EXERCISE AIM:
Copy the data that follows exactly, and include none of its images.
══════════════════════════════
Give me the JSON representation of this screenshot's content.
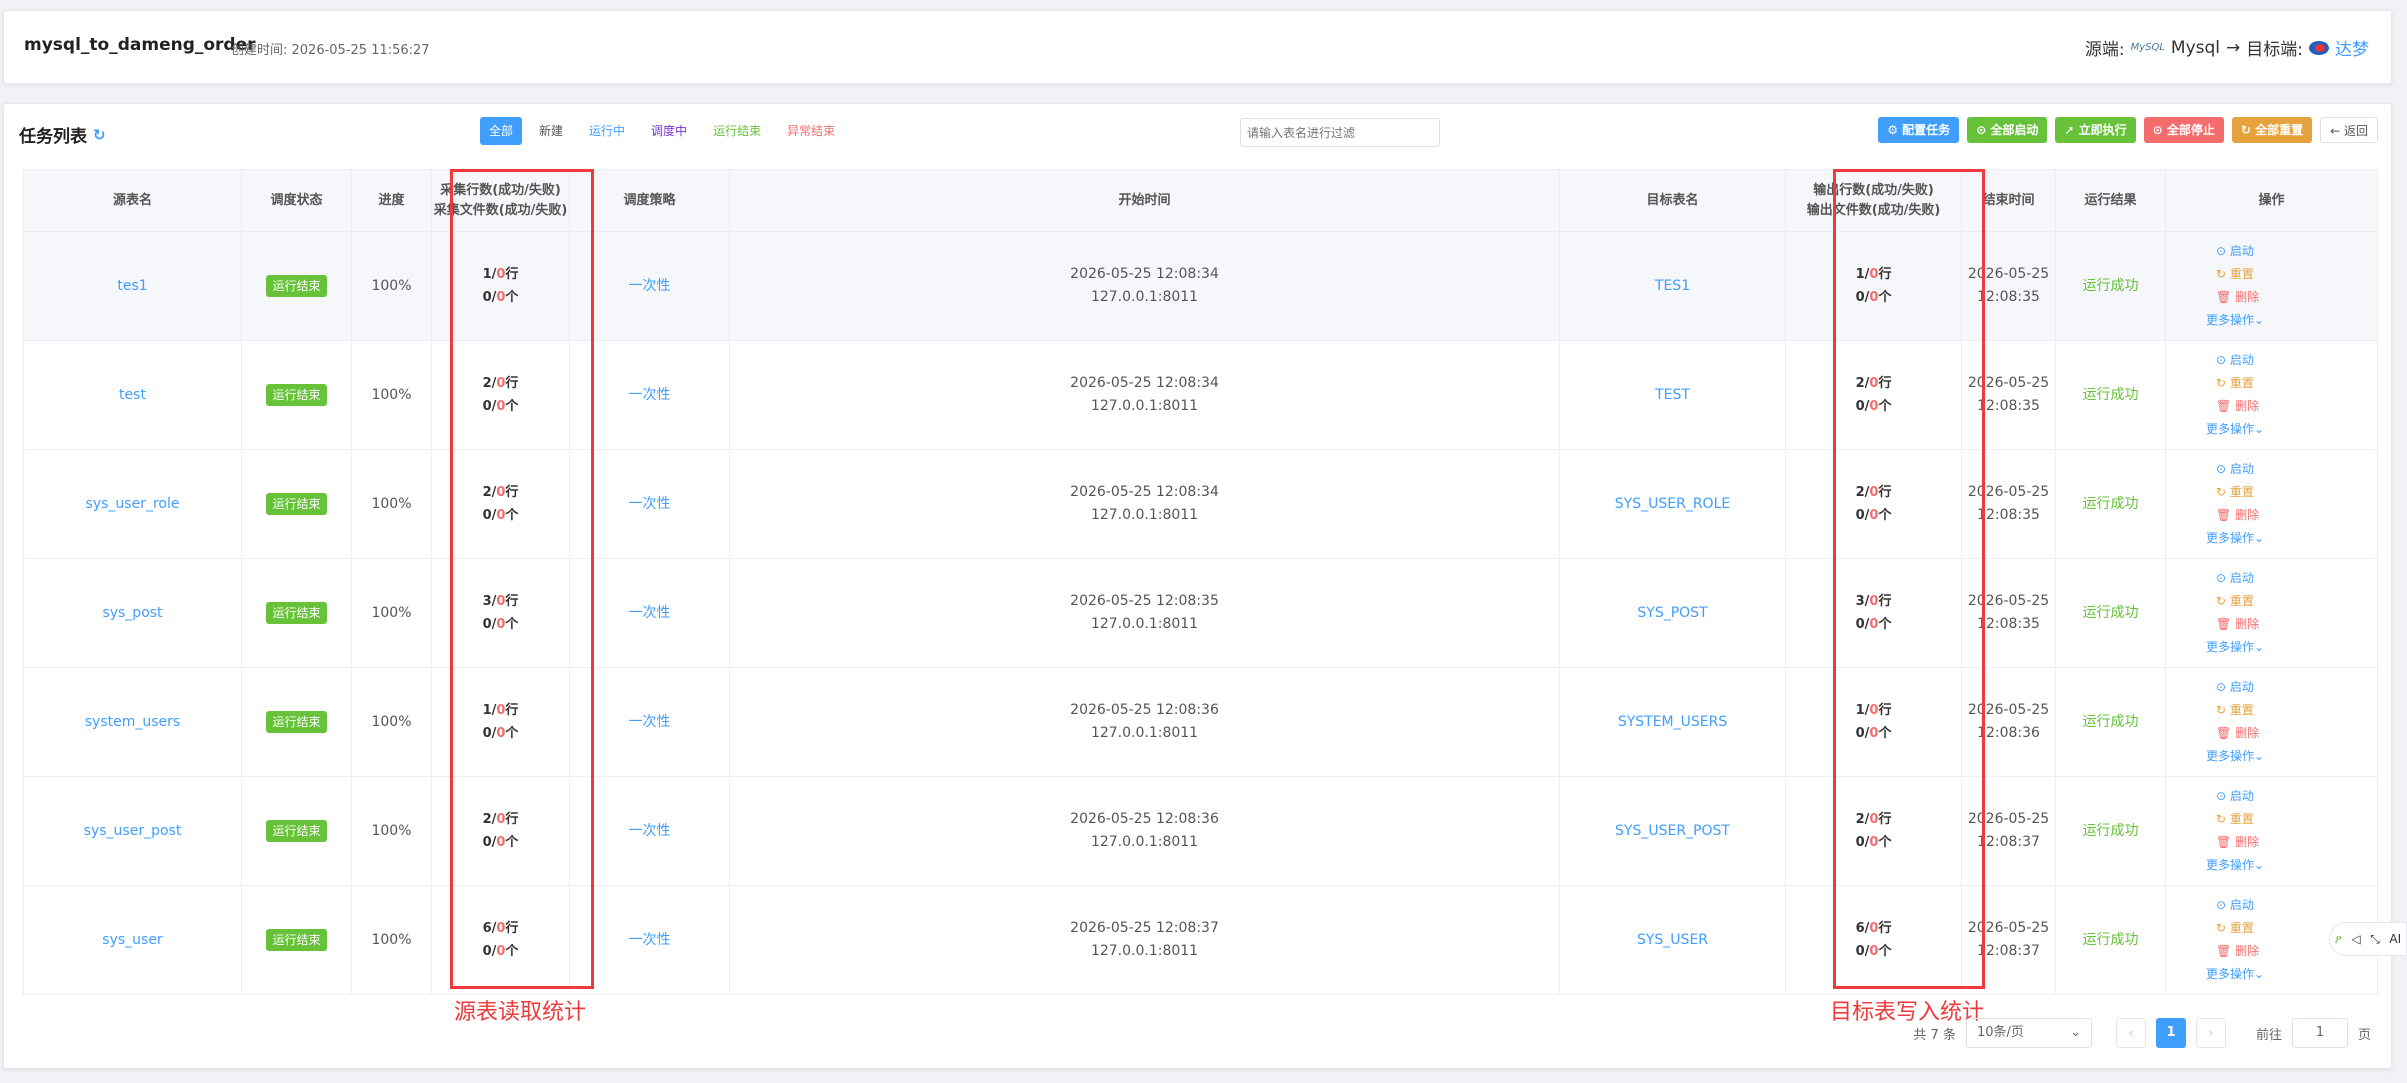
{
  "header": {
    "job_name": "mysql_to_dameng_order",
    "created_label": "创建时间: 2026-05-25 11:56:27",
    "source_label": "源端:",
    "source_logo_text": "MySQL",
    "source_name": "Mysql",
    "arrow": "→",
    "target_label": "目标端:",
    "target_name": "达梦"
  },
  "list": {
    "title": "任务列表",
    "refresh_icon": "↻",
    "filters": [
      "全部",
      "新建",
      "运行中",
      "调度中",
      "运行结束",
      "异常结束"
    ],
    "search_placeholder": "请输入表名进行过滤",
    "actions": {
      "config": "⚙ 配置任务",
      "start_all": "⊙ 全部启动",
      "run_now": "➚ 立即执行",
      "stop_all": "⊙ 全部停止",
      "reset_all": "↻ 全部重置",
      "back": "← 返回"
    }
  },
  "columns": {
    "src_table": "源表名",
    "sched_status": "调度状态",
    "progress": "进度",
    "collect_rows": "采集行数(成功/失败)",
    "collect_files": "采集文件数(成功/失败)",
    "strategy": "调度策略",
    "start_time": "开始时间",
    "target_table": "目标表名",
    "output_rows": "输出行数(成功/失败)",
    "output_files": "输出文件数(成功/失败)",
    "end_time": "结束时间",
    "result": "运行结果",
    "ops": "操作"
  },
  "row_labels": {
    "sep": "/",
    "row_unit": "行",
    "file_unit": "个",
    "op_start": "⊙ 启动",
    "op_reset": "↻ 重置",
    "op_delete": "🗑 删除",
    "op_more": "更多操作⌄"
  },
  "rows": [
    {
      "src": "tes1",
      "status": "运行结束",
      "progress": "100%",
      "c_ok": "1",
      "c_fail": "0",
      "f_ok": "0",
      "f_fail": "0",
      "strategy": "一次性",
      "start_date": "2026-05-25 12:08:34",
      "start_host": "127.0.0.1:8011",
      "target": "TES1",
      "o_ok": "1",
      "o_fail": "0",
      "of_ok": "0",
      "of_fail": "0",
      "end_date": "2026-05-25",
      "end_time": "12:08:35",
      "result": "运行成功"
    },
    {
      "src": "test",
      "status": "运行结束",
      "progress": "100%",
      "c_ok": "2",
      "c_fail": "0",
      "f_ok": "0",
      "f_fail": "0",
      "strategy": "一次性",
      "start_date": "2026-05-25 12:08:34",
      "start_host": "127.0.0.1:8011",
      "target": "TEST",
      "o_ok": "2",
      "o_fail": "0",
      "of_ok": "0",
      "of_fail": "0",
      "end_date": "2026-05-25",
      "end_time": "12:08:35",
      "result": "运行成功"
    },
    {
      "src": "sys_user_role",
      "status": "运行结束",
      "progress": "100%",
      "c_ok": "2",
      "c_fail": "0",
      "f_ok": "0",
      "f_fail": "0",
      "strategy": "一次性",
      "start_date": "2026-05-25 12:08:34",
      "start_host": "127.0.0.1:8011",
      "target": "SYS_USER_ROLE",
      "o_ok": "2",
      "o_fail": "0",
      "of_ok": "0",
      "of_fail": "0",
      "end_date": "2026-05-25",
      "end_time": "12:08:35",
      "result": "运行成功"
    },
    {
      "src": "sys_post",
      "status": "运行结束",
      "progress": "100%",
      "c_ok": "3",
      "c_fail": "0",
      "f_ok": "0",
      "f_fail": "0",
      "strategy": "一次性",
      "start_date": "2026-05-25 12:08:35",
      "start_host": "127.0.0.1:8011",
      "target": "SYS_POST",
      "o_ok": "3",
      "o_fail": "0",
      "of_ok": "0",
      "of_fail": "0",
      "end_date": "2026-05-25",
      "end_time": "12:08:35",
      "result": "运行成功"
    },
    {
      "src": "system_users",
      "status": "运行结束",
      "progress": "100%",
      "c_ok": "1",
      "c_fail": "0",
      "f_ok": "0",
      "f_fail": "0",
      "strategy": "一次性",
      "start_date": "2026-05-25 12:08:36",
      "start_host": "127.0.0.1:8011",
      "target": "SYSTEM_USERS",
      "o_ok": "1",
      "o_fail": "0",
      "of_ok": "0",
      "of_fail": "0",
      "end_date": "2026-05-25",
      "end_time": "12:08:36",
      "result": "运行成功"
    },
    {
      "src": "sys_user_post",
      "status": "运行结束",
      "progress": "100%",
      "c_ok": "2",
      "c_fail": "0",
      "f_ok": "0",
      "f_fail": "0",
      "strategy": "一次性",
      "start_date": "2026-05-25 12:08:36",
      "start_host": "127.0.0.1:8011",
      "target": "SYS_USER_POST",
      "o_ok": "2",
      "o_fail": "0",
      "of_ok": "0",
      "of_fail": "0",
      "end_date": "2026-05-25",
      "end_time": "12:08:37",
      "result": "运行成功"
    },
    {
      "src": "sys_user",
      "status": "运行结束",
      "progress": "100%",
      "c_ok": "6",
      "c_fail": "0",
      "f_ok": "0",
      "f_fail": "0",
      "strategy": "一次性",
      "start_date": "2026-05-25 12:08:37",
      "start_host": "127.0.0.1:8011",
      "target": "SYS_USER",
      "o_ok": "6",
      "o_fail": "0",
      "of_ok": "0",
      "of_fail": "0",
      "end_date": "2026-05-25",
      "end_time": "12:08:37",
      "result": "运行成功"
    }
  ],
  "annotations": {
    "source_stats": "源表读取统计",
    "target_stats": "目标表写入统计"
  },
  "pagination": {
    "total": "共 7 条",
    "page_size": "10条/页",
    "prev": "‹",
    "current": "1",
    "next": "›",
    "goto_label": "前往",
    "goto_value": "1",
    "page_unit": "页"
  },
  "floatbar": {
    "items": [
      "ዖ",
      "◁",
      "⤡",
      "AI"
    ]
  },
  "colors": {
    "primary": "#409eff",
    "success": "#67c23a",
    "danger": "#f56c6c",
    "warning": "#e6a23c",
    "highlight": "#ee3a3a"
  }
}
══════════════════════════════
SOLUTION FOR THIS PROBLEM:
Give me the JSON representation of this screenshot's content.
{
  "header": {
    "job_name": "mysql_to_dameng_order",
    "created_label": "创建时间: 2026-05-25 11:56:27",
    "source_label": "源端:",
    "source_logo_text": "MySQL",
    "source_name": "Mysql",
    "arrow": "→",
    "target_label": "目标端:",
    "target_name": "达梦"
  },
  "list": {
    "title": "任务列表",
    "refresh_icon": "↻",
    "filters": [
      "全部",
      "新建",
      "运行中",
      "调度中",
      "运行结束",
      "异常结束"
    ],
    "search_placeholder": "请输入表名进行过滤",
    "actions": {
      "config": "⚙ 配置任务",
      "start_all": "⊙ 全部启动",
      "run_now": "➚ 立即执行",
      "stop_all": "⊙ 全部停止",
      "reset_all": "↻ 全部重置",
      "back": "← 返回"
    }
  },
  "columns": {
    "src_table": "源表名",
    "sched_status": "调度状态",
    "progress": "进度",
    "collect_rows": "采集行数(成功/失败)",
    "collect_files": "采集文件数(成功/失败)",
    "strategy": "调度策略",
    "start_time": "开始时间",
    "target_table": "目标表名",
    "output_rows": "输出行数(成功/失败)",
    "output_files": "输出文件数(成功/失败)",
    "end_time": "结束时间",
    "result": "运行结果",
    "ops": "操作"
  },
  "row_labels": {
    "sep": "/",
    "row_unit": "行",
    "file_unit": "个",
    "op_start": "⊙ 启动",
    "op_reset": "↻ 重置",
    "op_delete": "🗑 删除",
    "op_more": "更多操作⌄"
  },
  "rows": [
    {
      "src": "tes1",
      "status": "运行结束",
      "progress": "100%",
      "c_ok": "1",
      "c_fail": "0",
      "f_ok": "0",
      "f_fail": "0",
      "strategy": "一次性",
      "start_date": "2026-05-25 12:08:34",
      "start_host": "127.0.0.1:8011",
      "target": "TES1",
      "o_ok": "1",
      "o_fail": "0",
      "of_ok": "0",
      "of_fail": "0",
      "end_date": "2026-05-25",
      "end_time": "12:08:35",
      "result": "运行成功"
    },
    {
      "src": "test",
      "status": "运行结束",
      "progress": "100%",
      "c_ok": "2",
      "c_fail": "0",
      "f_ok": "0",
      "f_fail": "0",
      "strategy": "一次性",
      "start_date": "2026-05-25 12:08:34",
      "start_host": "127.0.0.1:8011",
      "target": "TEST",
      "o_ok": "2",
      "o_fail": "0",
      "of_ok": "0",
      "of_fail": "0",
      "end_date": "2026-05-25",
      "end_time": "12:08:35",
      "result": "运行成功"
    },
    {
      "src": "sys_user_role",
      "status": "运行结束",
      "progress": "100%",
      "c_ok": "2",
      "c_fail": "0",
      "f_ok": "0",
      "f_fail": "0",
      "strategy": "一次性",
      "start_date": "2026-05-25 12:08:34",
      "start_host": "127.0.0.1:8011",
      "target": "SYS_USER_ROLE",
      "o_ok": "2",
      "o_fail": "0",
      "of_ok": "0",
      "of_fail": "0",
      "end_date": "2026-05-25",
      "end_time": "12:08:35",
      "result": "运行成功"
    },
    {
      "src": "sys_post",
      "status": "运行结束",
      "progress": "100%",
      "c_ok": "3",
      "c_fail": "0",
      "f_ok": "0",
      "f_fail": "0",
      "strategy": "一次性",
      "start_date": "2026-05-25 12:08:35",
      "start_host": "127.0.0.1:8011",
      "target": "SYS_POST",
      "o_ok": "3",
      "o_fail": "0",
      "of_ok": "0",
      "of_fail": "0",
      "end_date": "2026-05-25",
      "end_time": "12:08:35",
      "result": "运行成功"
    },
    {
      "src": "system_users",
      "status": "运行结束",
      "progress": "100%",
      "c_ok": "1",
      "c_fail": "0",
      "f_ok": "0",
      "f_fail": "0",
      "strategy": "一次性",
      "start_date": "2026-05-25 12:08:36",
      "start_host": "127.0.0.1:8011",
      "target": "SYSTEM_USERS",
      "o_ok": "1",
      "o_fail": "0",
      "of_ok": "0",
      "of_fail": "0",
      "end_date": "2026-05-25",
      "end_time": "12:08:36",
      "result": "运行成功"
    },
    {
      "src": "sys_user_post",
      "status": "运行结束",
      "progress": "100%",
      "c_ok": "2",
      "c_fail": "0",
      "f_ok": "0",
      "f_fail": "0",
      "strategy": "一次性",
      "start_date": "2026-05-25 12:08:36",
      "start_host": "127.0.0.1:8011",
      "target": "SYS_USER_POST",
      "o_ok": "2",
      "o_fail": "0",
      "of_ok": "0",
      "of_fail": "0",
      "end_date": "2026-05-25",
      "end_time": "12:08:37",
      "result": "运行成功"
    },
    {
      "src": "sys_user",
      "status": "运行结束",
      "progress": "100%",
      "c_ok": "6",
      "c_fail": "0",
      "f_ok": "0",
      "f_fail": "0",
      "strategy": "一次性",
      "start_date": "2026-05-25 12:08:37",
      "start_host": "127.0.0.1:8011",
      "target": "SYS_USER",
      "o_ok": "6",
      "o_fail": "0",
      "of_ok": "0",
      "of_fail": "0",
      "end_date": "2026-05-25",
      "end_time": "12:08:37",
      "result": "运行成功"
    }
  ],
  "annotations": {
    "source_stats": "源表读取统计",
    "target_stats": "目标表写入统计"
  },
  "pagination": {
    "total": "共 7 条",
    "page_size": "10条/页",
    "prev": "‹",
    "current": "1",
    "next": "›",
    "goto_label": "前往",
    "goto_value": "1",
    "page_unit": "页"
  },
  "floatbar": {
    "items": [
      "ዖ",
      "◁",
      "⤡",
      "AI"
    ]
  },
  "colors": {
    "primary": "#409eff",
    "success": "#67c23a",
    "danger": "#f56c6c",
    "warning": "#e6a23c",
    "highlight": "#ee3a3a"
  }
}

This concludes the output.